Understanding the concept of bundling for beginners

Don’t get me wrong, JavaScript is amazing. But the first release was designed and created in 10 days. No one envisioned that it would one day take over the web and morph into a very special giant that needs a little bit of organization.

That’s where bundling comes in. Bundling tools such as Webpack and Browsify organizes and puts all your JavaScript, HTML, CSS, images and everything else in between together in a handful of neat little files to help make your web application run smoothly. These bundling tools comes pre-baked into Angular and React CLIs.

The idea behind modules

JavaScript came out with the ability to use modules back in ES6. However, it took browsers a bit of time to catch up. Chrome, for example, implemented support in mid 2017, two years after modules was first released as a language feature. Sometimes, technology might seem like it’s moving fast but adaptation speed can sometimes be slow.

But before we continue on, what exactly are modules?

Modules is a method of organizing large bodies of code that allows for the developer to segment and mentally digest a particular part of the application. It gives you the ability to use bits of code in one file and create code to be used in another. The point of modules is to give developers the ability to easily create modularity.

However, importing poses another issue. Under normal circumstances, JavaScript is often used in the front end in conjunction with HTML and CSS. This means that if you want to run your code, you’re going to need a bunch of script tags. Next thing you know, your entire page is littered with all the tiny little modules you wrote. It gets worse when you start adding libraries which have their own dependencies. Now imagine having to figure out which one is needed and which one aren’t, and in what rendering context.

Things can get messy really quickly.

That’s where bundling comes in. Bundling tools deal with all that drama and packages things up, minify it for you and ensure that all the house keeping required to keep things working as expected.

Bundling like it’s a seamless and native thing

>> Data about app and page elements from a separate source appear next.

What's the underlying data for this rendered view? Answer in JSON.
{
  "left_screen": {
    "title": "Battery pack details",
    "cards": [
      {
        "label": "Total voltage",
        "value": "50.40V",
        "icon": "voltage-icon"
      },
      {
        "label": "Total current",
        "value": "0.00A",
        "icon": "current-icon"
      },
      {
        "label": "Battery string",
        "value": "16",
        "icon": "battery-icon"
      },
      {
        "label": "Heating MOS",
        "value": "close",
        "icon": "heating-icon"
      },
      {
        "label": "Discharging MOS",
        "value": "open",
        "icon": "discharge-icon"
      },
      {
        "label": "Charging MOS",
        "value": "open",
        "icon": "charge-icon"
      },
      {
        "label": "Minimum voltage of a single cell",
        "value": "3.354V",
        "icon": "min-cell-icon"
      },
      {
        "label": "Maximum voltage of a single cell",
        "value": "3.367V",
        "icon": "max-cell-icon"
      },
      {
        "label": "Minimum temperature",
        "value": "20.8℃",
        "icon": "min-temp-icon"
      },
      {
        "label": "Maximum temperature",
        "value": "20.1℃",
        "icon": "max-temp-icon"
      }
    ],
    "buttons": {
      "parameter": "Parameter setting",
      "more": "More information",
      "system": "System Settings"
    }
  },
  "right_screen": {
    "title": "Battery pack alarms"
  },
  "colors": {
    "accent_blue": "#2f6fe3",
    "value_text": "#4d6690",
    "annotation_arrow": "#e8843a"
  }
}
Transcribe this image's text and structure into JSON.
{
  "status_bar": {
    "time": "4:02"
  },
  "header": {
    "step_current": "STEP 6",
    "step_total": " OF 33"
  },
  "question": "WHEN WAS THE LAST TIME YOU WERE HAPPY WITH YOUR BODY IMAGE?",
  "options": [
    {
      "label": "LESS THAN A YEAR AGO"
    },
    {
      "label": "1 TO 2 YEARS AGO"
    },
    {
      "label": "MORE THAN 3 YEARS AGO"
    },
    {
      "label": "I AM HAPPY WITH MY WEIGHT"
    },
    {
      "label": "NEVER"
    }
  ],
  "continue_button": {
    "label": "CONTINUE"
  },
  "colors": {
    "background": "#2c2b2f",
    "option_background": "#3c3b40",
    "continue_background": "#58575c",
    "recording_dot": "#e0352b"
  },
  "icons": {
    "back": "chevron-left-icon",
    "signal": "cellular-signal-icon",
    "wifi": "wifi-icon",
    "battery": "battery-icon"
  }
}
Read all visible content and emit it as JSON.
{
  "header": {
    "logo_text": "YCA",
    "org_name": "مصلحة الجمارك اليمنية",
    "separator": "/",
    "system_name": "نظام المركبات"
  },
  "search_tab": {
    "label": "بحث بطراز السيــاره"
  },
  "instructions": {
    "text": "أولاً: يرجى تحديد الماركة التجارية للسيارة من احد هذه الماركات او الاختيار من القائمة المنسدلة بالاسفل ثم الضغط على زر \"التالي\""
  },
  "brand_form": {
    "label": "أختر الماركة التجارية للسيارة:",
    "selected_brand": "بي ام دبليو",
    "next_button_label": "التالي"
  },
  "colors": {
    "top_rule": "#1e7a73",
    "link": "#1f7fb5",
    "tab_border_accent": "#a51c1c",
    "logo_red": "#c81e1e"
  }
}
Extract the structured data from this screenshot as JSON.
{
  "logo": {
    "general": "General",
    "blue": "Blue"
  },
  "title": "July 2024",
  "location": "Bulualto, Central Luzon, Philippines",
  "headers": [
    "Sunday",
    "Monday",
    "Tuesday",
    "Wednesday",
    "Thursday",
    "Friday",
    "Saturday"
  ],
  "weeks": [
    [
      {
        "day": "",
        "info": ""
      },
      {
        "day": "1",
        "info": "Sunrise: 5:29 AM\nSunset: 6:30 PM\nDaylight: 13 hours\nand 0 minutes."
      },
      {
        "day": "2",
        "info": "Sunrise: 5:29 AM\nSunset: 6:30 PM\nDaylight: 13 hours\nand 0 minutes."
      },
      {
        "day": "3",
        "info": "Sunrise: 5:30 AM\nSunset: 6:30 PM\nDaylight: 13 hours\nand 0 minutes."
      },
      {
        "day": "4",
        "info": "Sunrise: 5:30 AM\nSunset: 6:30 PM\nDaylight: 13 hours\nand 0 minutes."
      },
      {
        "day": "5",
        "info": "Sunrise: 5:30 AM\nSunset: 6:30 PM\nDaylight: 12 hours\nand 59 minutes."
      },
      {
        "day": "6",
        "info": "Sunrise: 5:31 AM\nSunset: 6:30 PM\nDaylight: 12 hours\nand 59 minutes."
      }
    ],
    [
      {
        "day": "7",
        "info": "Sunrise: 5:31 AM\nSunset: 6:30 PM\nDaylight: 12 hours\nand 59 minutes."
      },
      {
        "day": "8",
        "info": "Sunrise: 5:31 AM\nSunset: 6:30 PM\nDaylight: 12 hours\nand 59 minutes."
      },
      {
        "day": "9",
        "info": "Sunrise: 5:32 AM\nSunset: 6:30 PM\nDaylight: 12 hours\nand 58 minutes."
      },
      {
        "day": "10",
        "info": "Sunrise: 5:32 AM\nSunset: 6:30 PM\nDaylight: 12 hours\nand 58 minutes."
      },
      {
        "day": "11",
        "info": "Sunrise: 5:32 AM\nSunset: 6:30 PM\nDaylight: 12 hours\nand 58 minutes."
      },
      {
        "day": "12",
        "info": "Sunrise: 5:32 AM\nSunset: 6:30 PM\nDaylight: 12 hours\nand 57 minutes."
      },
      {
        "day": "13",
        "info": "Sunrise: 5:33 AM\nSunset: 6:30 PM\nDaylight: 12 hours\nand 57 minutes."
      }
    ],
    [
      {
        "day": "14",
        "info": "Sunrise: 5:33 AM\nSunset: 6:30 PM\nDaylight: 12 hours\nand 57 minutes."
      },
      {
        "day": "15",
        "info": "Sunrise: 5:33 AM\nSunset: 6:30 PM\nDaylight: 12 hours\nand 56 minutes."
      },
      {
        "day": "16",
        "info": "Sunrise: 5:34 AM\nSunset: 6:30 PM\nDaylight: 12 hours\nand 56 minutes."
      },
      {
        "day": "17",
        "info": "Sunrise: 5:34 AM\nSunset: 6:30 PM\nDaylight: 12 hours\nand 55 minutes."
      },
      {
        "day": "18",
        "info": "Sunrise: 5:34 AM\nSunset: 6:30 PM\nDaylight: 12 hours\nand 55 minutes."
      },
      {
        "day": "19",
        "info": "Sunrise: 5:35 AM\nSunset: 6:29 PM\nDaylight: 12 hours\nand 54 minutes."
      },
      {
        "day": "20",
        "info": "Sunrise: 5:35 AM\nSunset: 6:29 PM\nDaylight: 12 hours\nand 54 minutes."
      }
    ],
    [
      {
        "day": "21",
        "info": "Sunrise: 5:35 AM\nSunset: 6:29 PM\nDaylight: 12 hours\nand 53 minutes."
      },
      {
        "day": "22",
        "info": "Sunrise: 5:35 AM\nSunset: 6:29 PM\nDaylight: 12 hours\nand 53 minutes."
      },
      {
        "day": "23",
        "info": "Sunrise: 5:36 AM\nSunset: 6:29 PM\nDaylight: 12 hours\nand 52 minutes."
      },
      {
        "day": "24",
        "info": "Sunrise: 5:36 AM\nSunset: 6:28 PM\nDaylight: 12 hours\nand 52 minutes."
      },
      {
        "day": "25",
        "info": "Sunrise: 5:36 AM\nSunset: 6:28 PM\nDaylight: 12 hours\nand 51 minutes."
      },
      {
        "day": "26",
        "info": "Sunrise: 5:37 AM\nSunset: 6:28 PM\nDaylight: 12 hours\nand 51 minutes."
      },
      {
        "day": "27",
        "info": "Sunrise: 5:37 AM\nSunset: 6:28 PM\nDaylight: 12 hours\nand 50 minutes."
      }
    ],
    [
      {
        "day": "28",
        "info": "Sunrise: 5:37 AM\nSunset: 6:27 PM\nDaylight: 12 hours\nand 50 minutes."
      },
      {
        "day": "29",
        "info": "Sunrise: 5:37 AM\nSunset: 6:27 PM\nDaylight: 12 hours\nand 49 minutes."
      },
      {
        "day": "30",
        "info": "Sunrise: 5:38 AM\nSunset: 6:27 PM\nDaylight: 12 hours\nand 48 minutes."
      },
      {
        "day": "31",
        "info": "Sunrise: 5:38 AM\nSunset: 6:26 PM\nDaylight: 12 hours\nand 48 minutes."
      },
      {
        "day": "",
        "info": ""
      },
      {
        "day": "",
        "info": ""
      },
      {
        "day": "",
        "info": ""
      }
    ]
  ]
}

There is no native way to ‘build’ a JavaScript application. This isn’t like C++ or Java where you need to compile the program to make it work. The point of JavaScript is that it runs on the fly in the browser — efficiency is not part of the original equation.

‘Building’ a JavaScript application is more to do with minifying the current application and creating a streamlined output. It’s not concerned about human readability or comprehension, shortening your values and variables in places that it can. Bundling tools like Webpack are merely repackaging up ECMAScript in a form that is much more efficient in terms of final produced file. Your trusty console is often the portal into performing this fantastic act of calculated magic.

A bundle is the output of a process that merges everything into a few (if not single) file in the most optimized manner.

Lets talk about Webpack

Every bundling tool has their own method of compacting things into a nice little ‘bundle’. Webpack is the tool that’s baked into Angular CLI generated projects and acts as the tool that puts all of your assets — JavaScript, images, fonts, css and anything else you can think of into a thing called a dependency graph.

In the early days, we kept all of our JavaScript dependencies by including them through script tags in our HTML page. These script tags also have to be in a particular order or else the application won’t work.

If you’ve had the pleasure of coding in the early 2000s, the following ‘includes’ should look familiar to you.

<script src="jquery.min.js"></script>  
<script src="jquery.some.plugin.js"></script>
<script src="main.js"></script>
<script src="header.js"></script>
<script src="mainbody.js"></script>
<script src="starpower.js"></script>
<script src="slowflakeeffect.js"></script>
<script src="carousel.js"></script>
<script src="amillionmorefileslater.js"></script>
<script src="footer.js"></script>

This often results in a mindfield for developers, especially when scripts are split between top and bottom of the page. The excessive HTTP requests also reduces the page speed.

A dependency graph is made possible through ES6 modules that allows us to create small files that explicitly describe what it needs. When you run Webpack on your app, it goes through your entire application and creates a code version of a dependency graph that maps out requirements for a particular block of code.

The difference between Webpack, Grunt and Gulp is that the later two doesn’t support images and only works with files. Grunt and Gulp also has no concept of a dependancy graph. The benefits of having a dependency graph is that Webpack can eliminate dead assets — you know those stray bits of code that you’ve written but never used. Webpack eliminates this and only builds the CSS and images you actually need.

The only drawback with Webpack is that documentation is not that great. However, both React and Angular come with Webpack pre-baked into CLI generated application. This means that you only need to run the build command and viola! — everything is ready to go inside your dist folder.

Final Words

It’s not the best practice to ship your application as-is. It may seem fast on your localhost but in reality, there are hidden struts and beams to compile and string together the application you’ve created. All that dead space and code does eventually add up to the final size and when it comes to speed, the quicker your app is able to load, the better it is for your user experience.

Bundling is an important concept and while most of it is automated these days, it still good to have an idea about what exactly it does in the process.



About Author /

I code. I write. I hustle. Living the #devLife remotely. Subscribe to my newsletter to stay connected with my latest posts and dev thoughts. Want to collaborate? DM me on LinkedIn

Leave a Comment

Your email address will not be published.

Start typing and press Enter to search